“The choice of this movement is always a tangible one and depends on a series of factors. There is, though, a general rule: the Islamic movement should and can start to take over power as soon as it is morally and numerically strong to be able to overturn the existing non-Islamic government, but also to build up a new Islamic one.” (Page 56-57)
This was why it was inevitable that, if Bosnia was to be independent, it would have to be as a federation. This was something which was agreed by everyone before the outbreak of the war, but Izetbegović revoked his signature from the agreement that was made in Lisbon. This happened under the influence of the United States, who encouraged him to declare the independence of a country where he still only represented a minority.
In this BBC documentary about Kosovo you will see William Walker caught in several lies, what kind of imbecile he really is, Hashim Thaci admitting that Račak was a KLA stronghold, as well as the effect of NATO’s “moral crusade” and the reality of the war.
Ever since Slobodan Milošević held his speech at Gazimestan on 28 June 1989, commemorating the 600th anniversary of the Battle of Kosovo, it has been elevated by Milosevic’s enemies, the media and the ICTY Prosecution into one of the key moments in his political career. This is because of a glancing reference he made to battles which the Serbs faced: the Prosecution alleged that the speech was a disguised call to arms. These allegations of nationalism persisted even tough throughout Milosevic’s decade-long political career, none of his very numerous enemies ever once managed to produce a single quotation from him which could be called “nationalistic.”
This is of course something Milošević himself brought up at his trial on occasions when he was accused of being a vicious nationalist. Testimonies at the trial from influential people such as Lord Owen, stating that Milošević was the only leader in the region who wanted peace, and who referred to him as being not a “nationalist” but “pragmatic”, prove that Milošević was not what he is still portrayed as. (Ironically enough, Lord Owen was called to stand witness by the Prosecution, but like in the case of many of the Prosecution witnesses its expectations backfired).

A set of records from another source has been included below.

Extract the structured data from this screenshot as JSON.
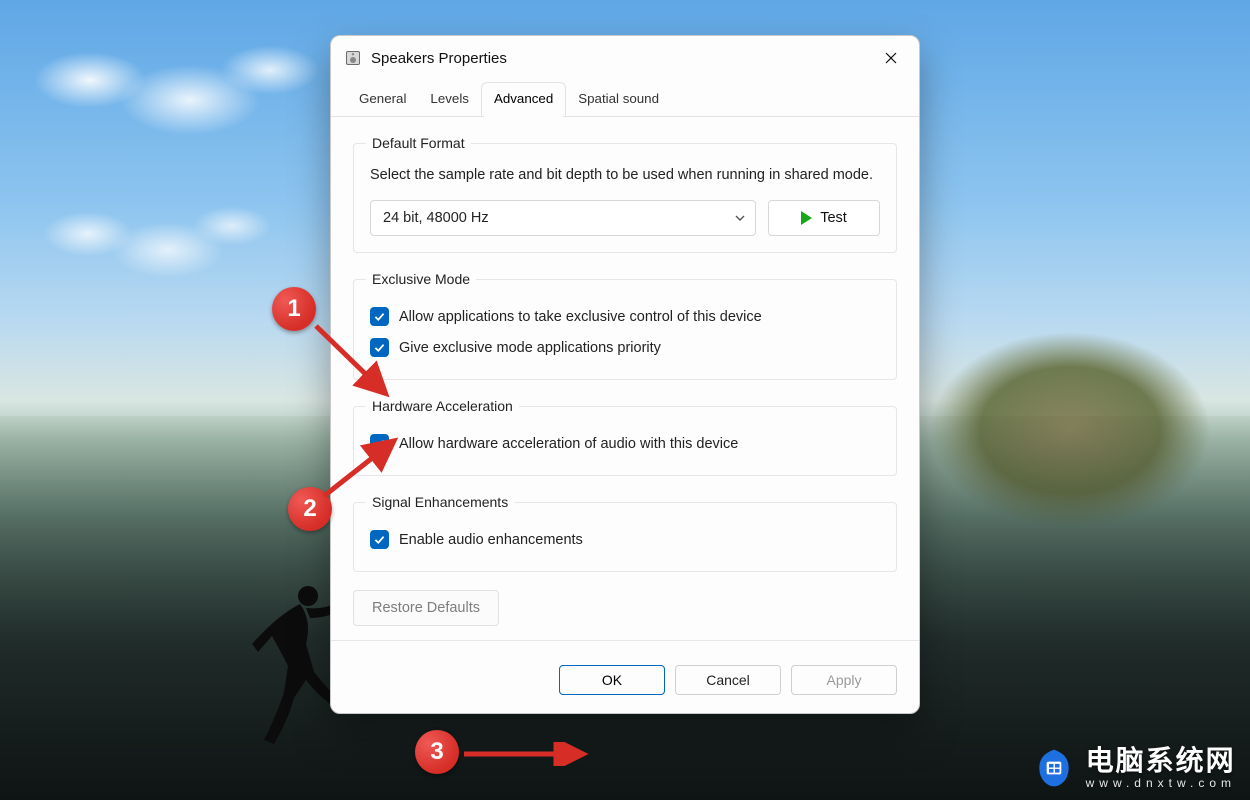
{
  "dialog": {
    "title": "Speakers Properties",
    "tabs": [
      "General",
      "Levels",
      "Advanced",
      "Spatial sound"
    ],
    "active_tab_index": 2,
    "groups": {
      "default_format": {
        "legend": "Default Format",
        "description": "Select the sample rate and bit depth to be used when running in shared mode.",
        "selected_value": "24 bit, 48000 Hz",
        "test_label": "Test"
      },
      "exclusive_mode": {
        "legend": "Exclusive Mode",
        "chk_allow": "Allow applications to take exclusive control of this device",
        "chk_priority": "Give exclusive mode applications priority"
      },
      "hw_accel": {
        "legend": "Hardware Acceleration",
        "chk_hw": "Allow hardware acceleration of audio with this device"
      },
      "signal": {
        "legend": "Signal Enhancements",
        "chk_enh": "Enable audio enhancements"
      }
    },
    "restore_label": "Restore Defaults",
    "buttons": {
      "ok": "OK",
      "cancel": "Cancel",
      "apply": "Apply"
    }
  },
  "annotations": {
    "c1": "1",
    "c2": "2",
    "c3": "3"
  },
  "watermark": {
    "line1": "电脑系统网",
    "line2": "www.dnxtw.com"
  }
}
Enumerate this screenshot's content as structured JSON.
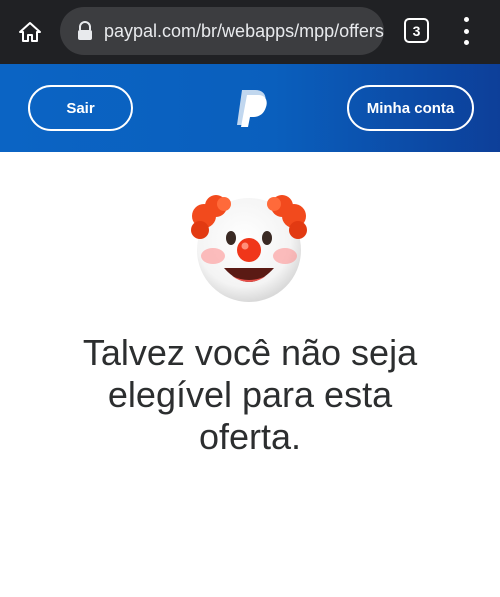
{
  "browser": {
    "url": "paypal.com/br/webapps/mpp/offers?v",
    "tab_count": "3",
    "icons": {
      "home": "home-icon",
      "lock": "lock-icon",
      "menu": "more-vert-icon"
    }
  },
  "header": {
    "logout_label": "Sair",
    "account_label": "Minha conta",
    "logo": "paypal-logo",
    "colors": {
      "gradient_start": "#0b64c4",
      "gradient_end": "#0d3f99"
    }
  },
  "content": {
    "emoji": "clown-face-emoji",
    "message": "Talvez você não seja elegível para esta oferta."
  }
}
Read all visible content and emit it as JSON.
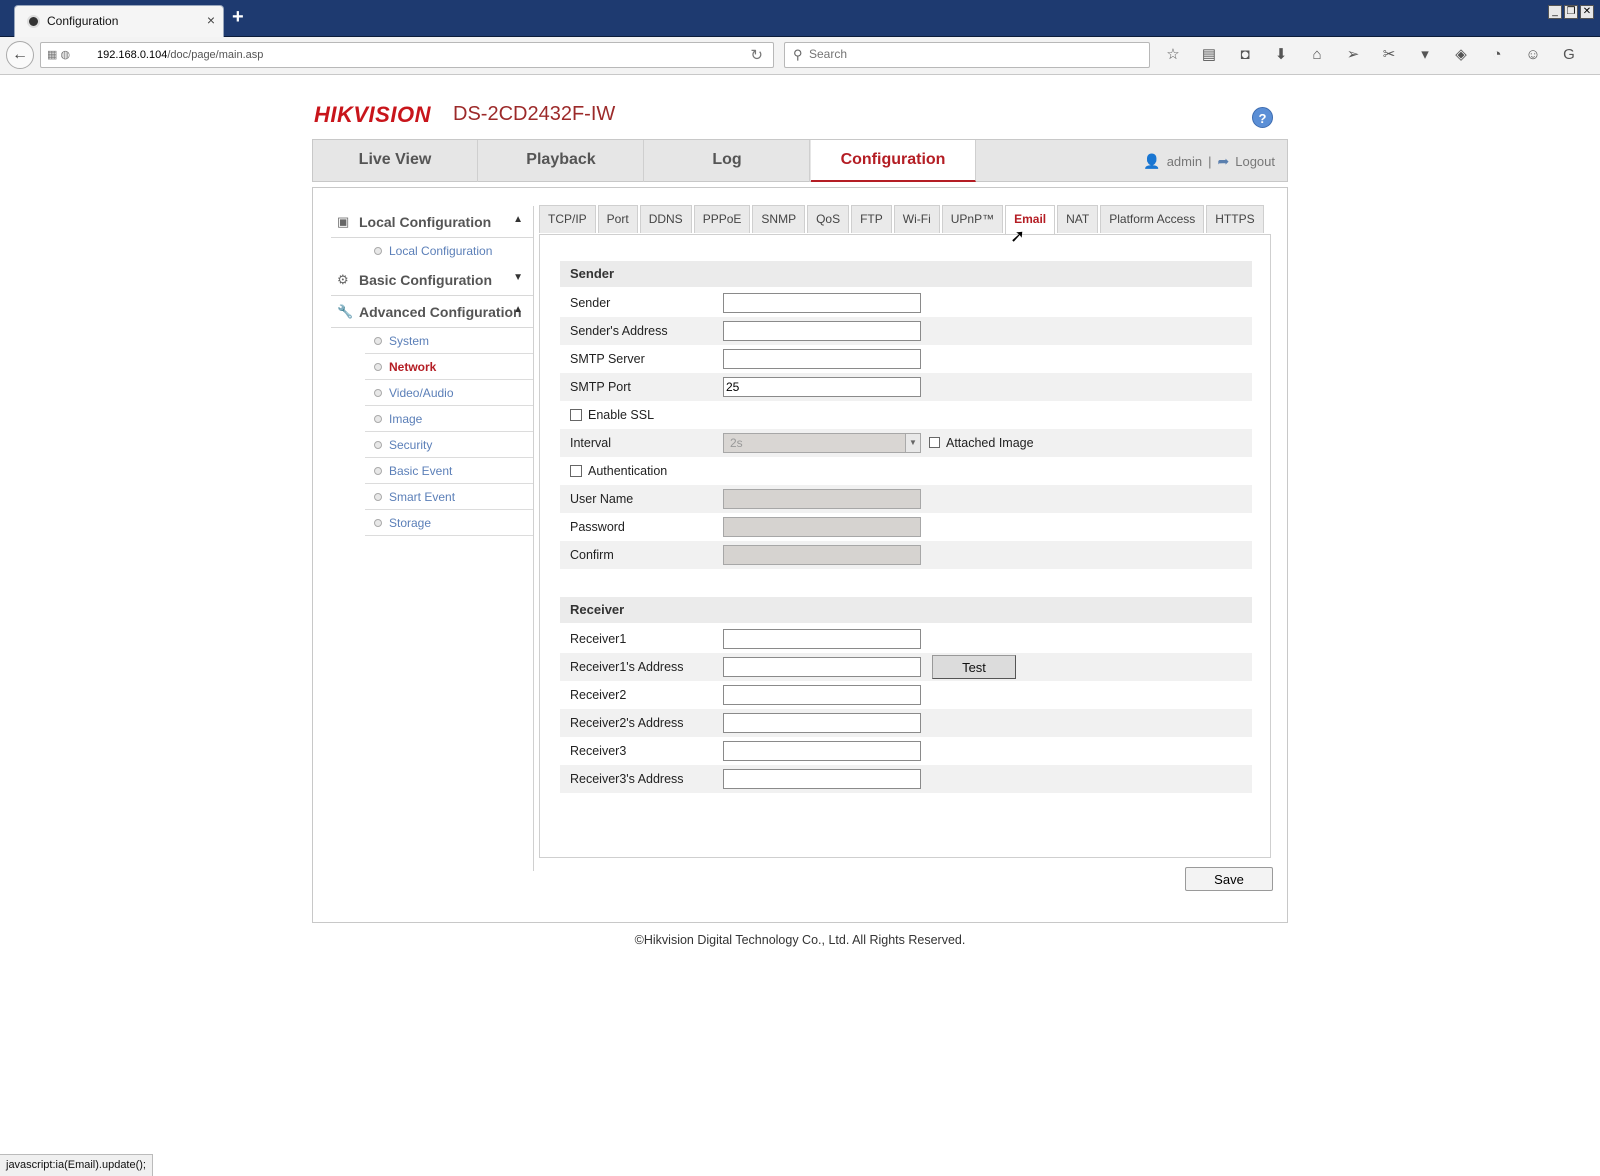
{
  "browser": {
    "tab_title": "Configuration",
    "tab_close": "×",
    "new_tab": "+",
    "url_host": "192.168.0.104",
    "url_path": "/doc/page/main.asp",
    "search_placeholder": "Search",
    "status_text": "javascript:ia(Email).update();"
  },
  "header": {
    "logo": "HIKVISION",
    "model": "DS-2CD2432F-IW",
    "help": "?"
  },
  "mainnav": {
    "tabs": [
      "Live View",
      "Playback",
      "Log",
      "Configuration"
    ],
    "active": "Configuration",
    "user": "admin",
    "separator": "|",
    "logout": "Logout"
  },
  "sidebar": {
    "local": {
      "label": "Local Configuration",
      "items": [
        "Local Configuration"
      ]
    },
    "basic": {
      "label": "Basic Configuration"
    },
    "advanced": {
      "label": "Advanced Configuration",
      "items": [
        "System",
        "Network",
        "Video/Audio",
        "Image",
        "Security",
        "Basic Event",
        "Smart Event",
        "Storage"
      ],
      "active": "Network"
    }
  },
  "subtabs": {
    "items": [
      "TCP/IP",
      "Port",
      "DDNS",
      "PPPoE",
      "SNMP",
      "QoS",
      "FTP",
      "Wi-Fi",
      "UPnP™",
      "Email",
      "NAT",
      "Platform Access",
      "HTTPS"
    ],
    "active": "Email"
  },
  "sender": {
    "title": "Sender",
    "sender_label": "Sender",
    "sender_value": "",
    "address_label": "Sender's Address",
    "address_value": "",
    "smtp_server_label": "SMTP Server",
    "smtp_server_value": "",
    "smtp_port_label": "SMTP Port",
    "smtp_port_value": "25",
    "ssl_label": "Enable SSL",
    "interval_label": "Interval",
    "interval_value": "2s",
    "attached_label": "Attached Image",
    "auth_label": "Authentication",
    "username_label": "User Name",
    "password_label": "Password",
    "confirm_label": "Confirm"
  },
  "receiver": {
    "title": "Receiver",
    "r1_label": "Receiver1",
    "r1_addr_label": "Receiver1's Address",
    "r2_label": "Receiver2",
    "r2_addr_label": "Receiver2's Address",
    "r3_label": "Receiver3",
    "r3_addr_label": "Receiver3's Address",
    "test_label": "Test"
  },
  "actions": {
    "save_label": "Save"
  },
  "footer": {
    "copyright": "©Hikvision Digital Technology Co., Ltd. All Rights Reserved."
  }
}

The speech, well it was in the style of this: “Serbia has never had only Serbs living in it. Today, more than in the past, members of other peoples and nationalities also live in it. This is not a disadvantage for Serbia. I am truly convinced that it is its advantage. National composition of almost all countries in the world today, particularly developed once, has also been changing in this direction. Citizens of different nationalities, religions, and races have been living together more and more frequently and more and more successfully.”
Source: “Travesty: The Trial of Slobodan Milošević” by John Laughland